The problem with “nice” sometimes, is the expectation that it should always be a priority for women. But when you’re in a healthcare environment, or leading a team, being nice isn’t always the first priority, to be frank. At worst, trying to maintain this standard can be distracting, or even dangerous, when you’re a doctor. People’s health is in your hands, and that comes first.
Long-term, the expectation of “nice” can trap you in an exhausting cycle of people-pleasing. And while pleasing people sounds good, you really can’t please everyone, so you definitely shouldn’t base your success on it. If you do, you’ll always fail somehow! My goals are more realistic. In my most challenging moments, I try to curse as quietly as possible, and I generally avoid anything that could get me fired.
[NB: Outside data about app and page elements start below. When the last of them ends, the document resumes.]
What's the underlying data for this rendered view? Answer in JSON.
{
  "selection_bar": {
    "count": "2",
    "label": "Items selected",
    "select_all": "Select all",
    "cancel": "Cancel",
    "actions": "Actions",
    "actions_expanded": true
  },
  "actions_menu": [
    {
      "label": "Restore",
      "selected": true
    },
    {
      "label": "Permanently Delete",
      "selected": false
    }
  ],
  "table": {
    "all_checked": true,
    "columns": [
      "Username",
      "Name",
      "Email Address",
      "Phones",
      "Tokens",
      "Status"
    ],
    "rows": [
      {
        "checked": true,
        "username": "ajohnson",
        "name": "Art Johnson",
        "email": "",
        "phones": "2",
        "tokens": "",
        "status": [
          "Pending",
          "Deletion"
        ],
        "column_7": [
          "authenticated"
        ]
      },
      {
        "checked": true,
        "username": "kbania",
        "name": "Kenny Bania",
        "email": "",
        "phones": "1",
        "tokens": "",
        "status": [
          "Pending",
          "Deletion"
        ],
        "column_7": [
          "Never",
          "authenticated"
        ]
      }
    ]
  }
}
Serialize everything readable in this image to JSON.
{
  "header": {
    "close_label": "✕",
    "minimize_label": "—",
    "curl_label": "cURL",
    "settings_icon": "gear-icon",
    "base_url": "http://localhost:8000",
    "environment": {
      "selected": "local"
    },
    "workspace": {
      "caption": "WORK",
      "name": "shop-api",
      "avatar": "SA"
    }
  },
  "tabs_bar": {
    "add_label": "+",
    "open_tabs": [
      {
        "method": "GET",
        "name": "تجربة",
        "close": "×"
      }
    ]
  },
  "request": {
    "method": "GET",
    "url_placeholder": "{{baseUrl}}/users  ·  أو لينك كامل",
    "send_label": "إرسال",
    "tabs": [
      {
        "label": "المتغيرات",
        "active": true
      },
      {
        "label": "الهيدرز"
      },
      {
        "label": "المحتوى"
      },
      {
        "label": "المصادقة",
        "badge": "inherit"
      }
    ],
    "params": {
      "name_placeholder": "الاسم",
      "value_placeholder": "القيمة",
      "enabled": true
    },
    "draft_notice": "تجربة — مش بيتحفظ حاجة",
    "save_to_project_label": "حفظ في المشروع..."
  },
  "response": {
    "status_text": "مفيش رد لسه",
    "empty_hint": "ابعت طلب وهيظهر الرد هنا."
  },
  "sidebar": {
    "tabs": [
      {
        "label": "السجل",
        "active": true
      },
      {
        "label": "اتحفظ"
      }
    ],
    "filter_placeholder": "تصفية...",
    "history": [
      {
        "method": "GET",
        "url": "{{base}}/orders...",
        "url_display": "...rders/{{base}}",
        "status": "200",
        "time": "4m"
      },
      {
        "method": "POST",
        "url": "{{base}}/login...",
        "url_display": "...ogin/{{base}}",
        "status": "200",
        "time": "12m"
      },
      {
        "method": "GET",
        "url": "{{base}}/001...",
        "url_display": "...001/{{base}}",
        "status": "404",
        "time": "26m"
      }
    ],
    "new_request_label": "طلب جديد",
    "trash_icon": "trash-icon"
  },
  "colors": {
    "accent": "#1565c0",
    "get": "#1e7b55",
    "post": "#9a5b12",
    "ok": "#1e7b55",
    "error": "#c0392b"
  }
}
Because of societal expectations, women in power, including female physicians, are still expected to do things men aren’t. They have to bend over backward, manage relationships first, and pad their statements with niceties, or risk social backlash. But it’s too much to ask. And it holds us back, in my opinion. Over time, as people come to know you as a leader, it gets easier. Once you’ve built a track record of doing the right thing for patients every time, people will understand and trust your intentions. They’ll empathize with your frustrations, rather than demonizing you. And hopefully, they’ll understand when you bark an order, it’s to resuscitate a crashing patient, not because you’re a “B- word” (not boss… the other one).
Unfortunately, lady bosses can be called expletives for behavior that would be praise-worthy in a man. When we take charge or heaven forbid, correct someone, people misinterpret this as “she is upset.” I think “upset” is a booby trap for all female leaders. It minimizes and de-legitimizes concerns as emotional rather than rational. So sometimes it helps to clarify, “I wasn’t upset, but I needed to make sure you understood the dose wasn’t documented correctly,” or “I wanted you to call me prior to discharging that patient.”
So from my perspective, as a mid-career physician and department leader, I’d be careful with striving for “nice.” It can distract or deplete you with its demands. Personally, I don’t make it the top priority. Don’t get me wrong, being nice is pleasant… like a luxury. But it’s less likely to save your life than the lady who takes charge and knows her priorities.
The path can be riddled with failures, even if you're doing it right. In this recording, I share some of my gaffes with you.